July 27th is a largely forgotten anniversary but on that date we are invited to remember an insignificant flower and the city that it has come to symbolise.
There’s a little city flower every spring unfailing
Growing in the crevices by some London railing,
Though it has a Latin name, in town and countryside
We in England call it London Pride.
In the late spring of 1941, at the height of the wartime Blitz, Noel Coward was sitting on the platform of a bombed out London railway station watching people as they went to work. Despite the damage all around them, the fires, the smell of smoke and exposed sewers, despite the fact that many of them had spent sleepless nights in cramped air raid shelters, despite their exhaustion and their anxiety the people of London were picking their way through the rubble as if nothing had happened. London may have been down but it certainly wasn’t out and ordinary Londoners were proving it by ‘keeping calm and carrying on’.
On that grim springtime morning, confronted by this quiet scene of dignified courage Noel Coward was, in his own words, “overwhelmed by a wave of sentimental pride”. Out of this grew one of the most popular songs of the wartime years.
‘London Pride’ compares the courage and resilience of those wartime Londoners to the perennial garden flower Saxifraga x urbium. Although it is also known as ‘St Patrick’s Cabbage’, ‘Whimsey’, ‘Prattling Parnell’ and ‘Look Up And Kiss Me’, to most Londoners who would have seen it growing out of cracked pavements and in deserted back alleys it was simply “London Pride”. Gently invasive, it favoured dry, neglected urban areas with poor soil. The bombsites of London were to be a perfect environment for this hardy flower. No matter what might be thrown at it, nothing could stop its cheerful survival. In the spring of 1941, as Noel Coward sat on the platform of that bomb damaged railway station, London’s bombsites would have been carpeted by their small, pale rosetted flowers.
London Pride has been handed down to us.
London Pride is a flower that’s free.
London Pride means our own dear town to us,
And our pride it for ever will be.
Taken so for granted
For a thousand years.
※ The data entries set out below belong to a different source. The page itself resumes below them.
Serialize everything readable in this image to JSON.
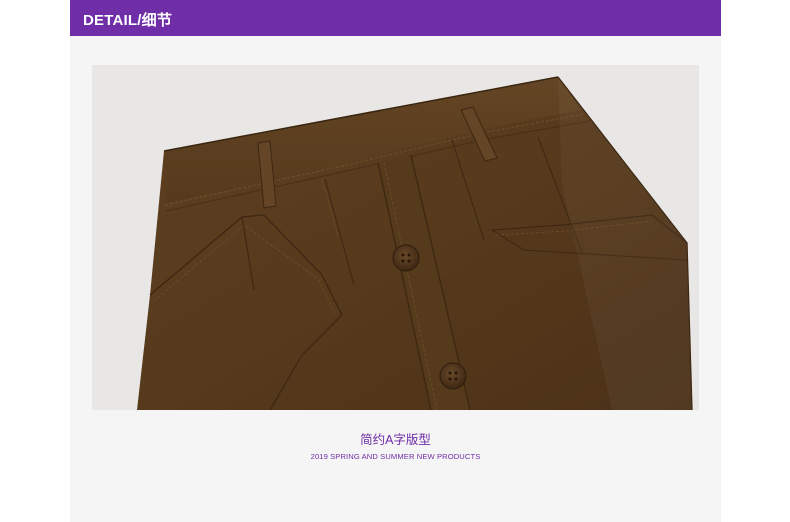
{
  "header": {
    "title": "DETAIL/细节"
  },
  "product_image": {
    "subject": "brown A-line skirt front button detail"
  },
  "caption": {
    "title": "简约A字版型",
    "subtitle": "2019 SPRING AND SUMMER NEW PRODUCTS"
  },
  "colors": {
    "accent": "#6f2da8",
    "fabric": "#5a3c1e",
    "background": "#e8e7e5"
  }
}
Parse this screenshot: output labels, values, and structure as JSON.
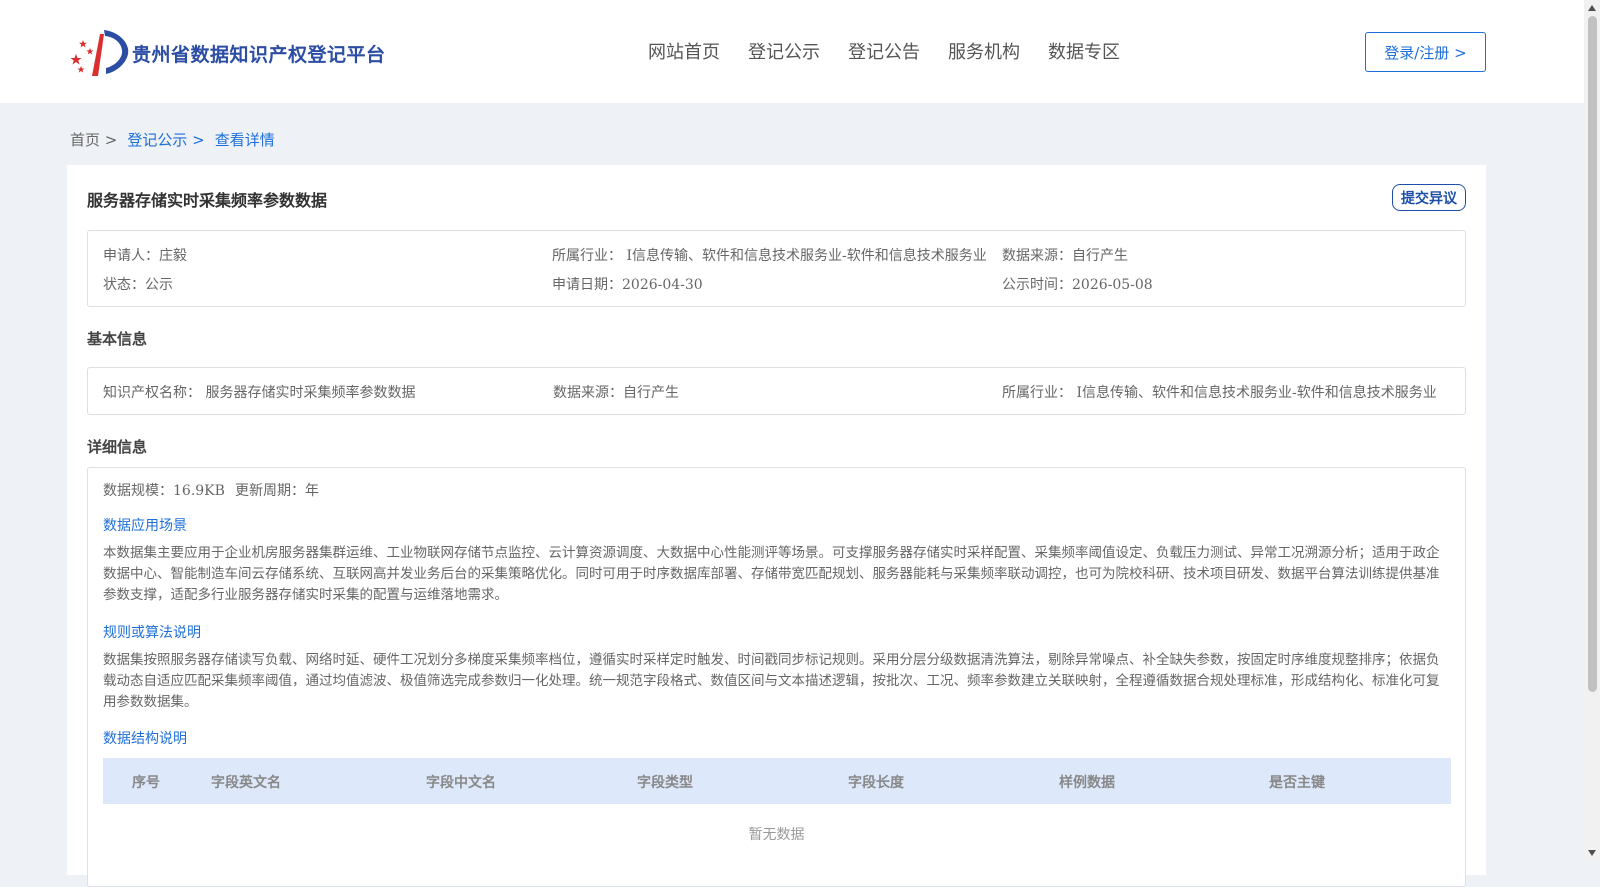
{
  "header": {
    "site_name": "贵州省数据知识产权登记平台",
    "nav": [
      "网站首页",
      "登记公示",
      "登记公告",
      "服务机构",
      "数据专区"
    ],
    "login_label": "登录/注册 >"
  },
  "breadcrumb": [
    "首页 >",
    "登记公示 >",
    "查看详情"
  ],
  "detail": {
    "title": "服务器存储实时采集频率参数数据",
    "objection_label": "提交异议",
    "summary": {
      "applicant": "申请人：庄毅",
      "industry": "所属行业： I信息传输、软件和信息技术服务业-软件和信息技术服务业",
      "source": "数据来源：自行产生",
      "status": "状态：公示",
      "apply_date": "申请日期：2026-04-30",
      "publish_date": "公示时间：2026-05-08"
    },
    "basic": {
      "heading": "基本信息",
      "ip_name": "知识产权名称： 服务器存储实时采集频率参数数据",
      "source": "数据来源：自行产生",
      "industry": "所属行业： I信息传输、软件和信息技术服务业-软件和信息技术服务业"
    },
    "more": {
      "heading": "详细信息",
      "scale": "数据规模：16.9KB",
      "cycle": "更新周期：年",
      "scenario_heading": "数据应用场景",
      "scenario_text": "本数据集主要应用于企业机房服务器集群运维、工业物联网存储节点监控、云计算资源调度、大数据中心性能测评等场景。可支撑服务器存储实时采样配置、采集频率阈值设定、负载压力测试、异常工况溯源分析；适用于政企数据中心、智能制造车间云存储系统、互联网高并发业务后台的采集策略优化。同时可用于时序数据库部署、存储带宽匹配规划、服务器能耗与采集频率联动调控，也可为院校科研、技术项目研发、数据平台算法训练提供基准参数支撑，适配多行业服务器存储实时采集的配置与运维落地需求。",
      "rules_heading": "规则或算法说明",
      "rules_text": "数据集按照服务器存储读写负载、网络时延、硬件工况划分多梯度采集频率档位，遵循实时采样定时触发、时间戳同步标记规则。采用分层分级数据清洗算法，剔除异常噪点、补全缺失参数，按固定时序维度规整排序；依据负载动态自适应匹配采集频率阈值，通过均值滤波、极值筛选完成参数归一化处理。统一规范字段格式、数值区间与文本描述逻辑，按批次、工况、频率参数建立关联映射，全程遵循数据合规处理标准，形成结构化、标准化可复用参数数据集。",
      "structure_heading": "数据结构说明",
      "table_headers": [
        "序号",
        "字段英文名",
        "字段中文名",
        "字段类型",
        "字段长度",
        "样例数据",
        "是否主键"
      ],
      "empty_text": "暂无数据"
    }
  },
  "colors": {
    "brand": "#2b4da3",
    "link": "#1e6fd9",
    "table_header_bg": "#dde9fb"
  }
}
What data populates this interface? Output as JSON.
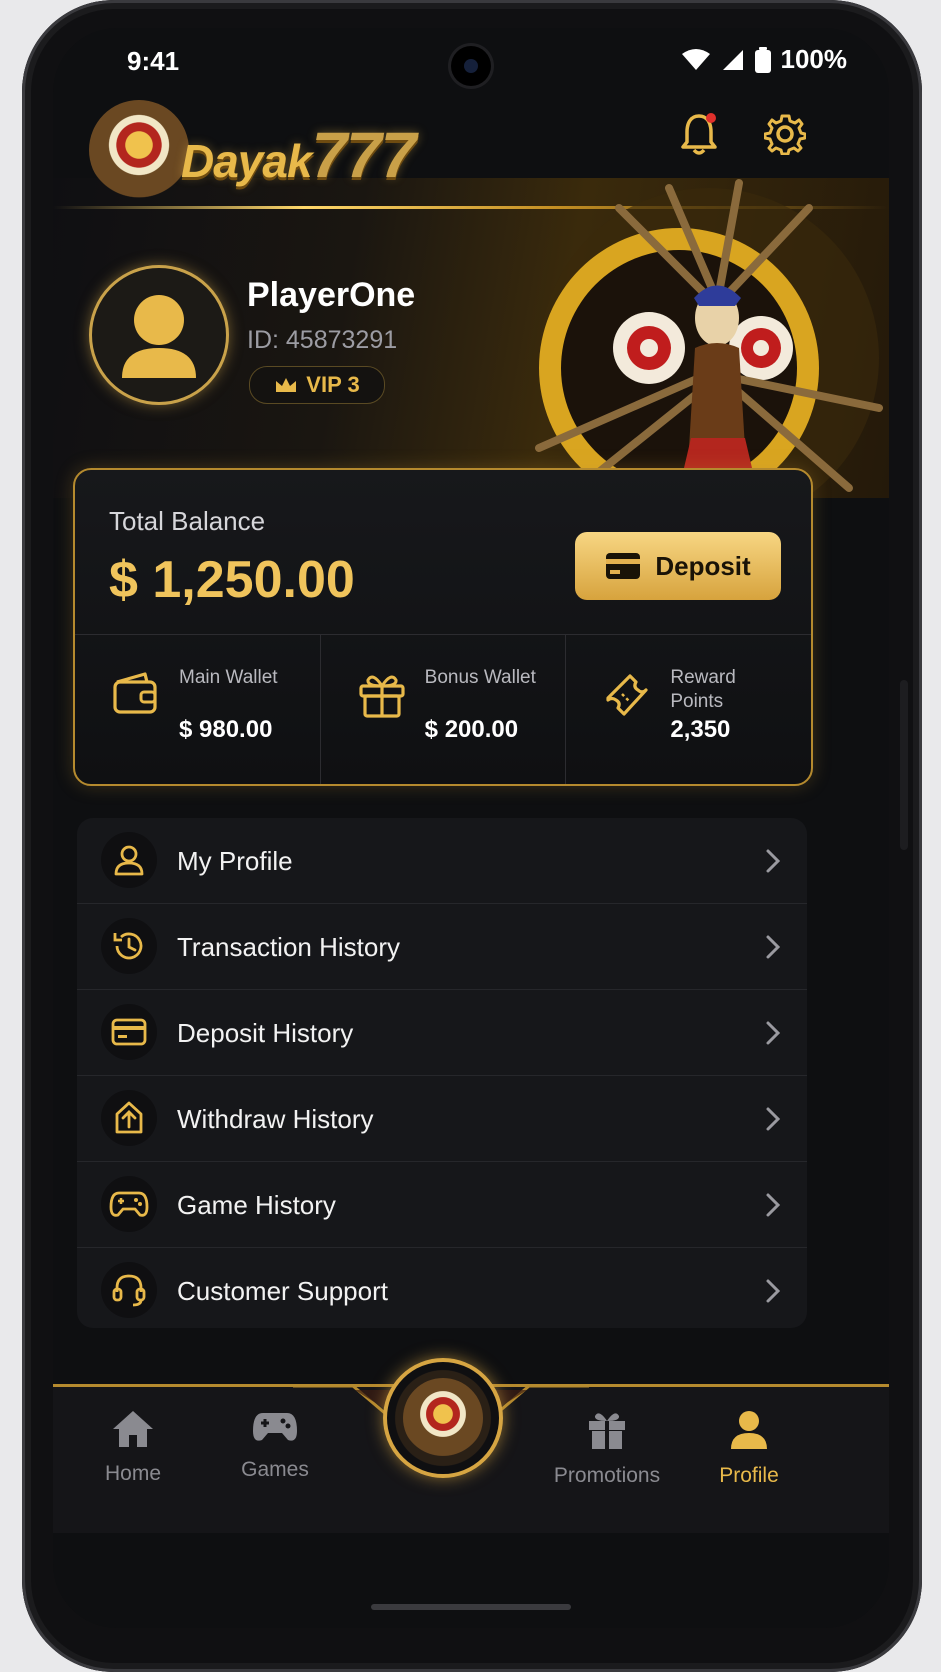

Cradle of our memories and hopes and fears.
From the Ritz
To the Anchor and Crown,
Nothing ever could override
The pride of London Town
As Noel Coward’s diary reveals, the song which bizarrely includes melodic references to the old Edwardian street cry “Won’t You Buy My Sweet Smelling Lavender” and the German wartime national anthem “Deutschland über alles”, didn’t come to him easily.
June 2nd 1941; “Started composing new song – ’London Pride. Feels good.”
June 19; “After lunch, did another refrain for ‘London Pride’.”
June 21; “Spent morning with Lorn writing lyric of ‘London Pride’.”
June 23; "Wrestled with verse of ‘London Pride. Finally got it.
June 24; With Lorn, writhing over the effort of the last four lines of ’London Pride’. At last, success crowned our efforts …
On the 3rd July 1941 the song was recorded. Ten days later, on the 13th July, Coward performed the song at the Hammersmith Palais. A reviewer later wrote…
The whole composition adds up to being “a genuinely moving sentimental song which more than summed up the qualities of both place and people at an extraordinary moment in its history”.
To today’s ears the song may sound overblown and mawkish but for all that it is still one of Noel Coward’s most popular songs. In the Victorian "Language of Flowers “London Pride” stood for ‘Frivolity’ – but for Londoners who lived through those grim wartime years it means so much more – and that is why it has its own special day – July 27th. Perhaps on that day, next Monday, we should take a moment to think of that remarkable generation who stood up to fascism all those years ago and to remember their battered city. Whatever may happen it still holds us all to its ancient heart.
In our city darkened now, street and square and crescent,
We can feel our living past in our shadowed present,
Ghosts beside our starlit Thames
Who lived and loved and died
Keep throughout the ages London Pride.
— from Martyn Day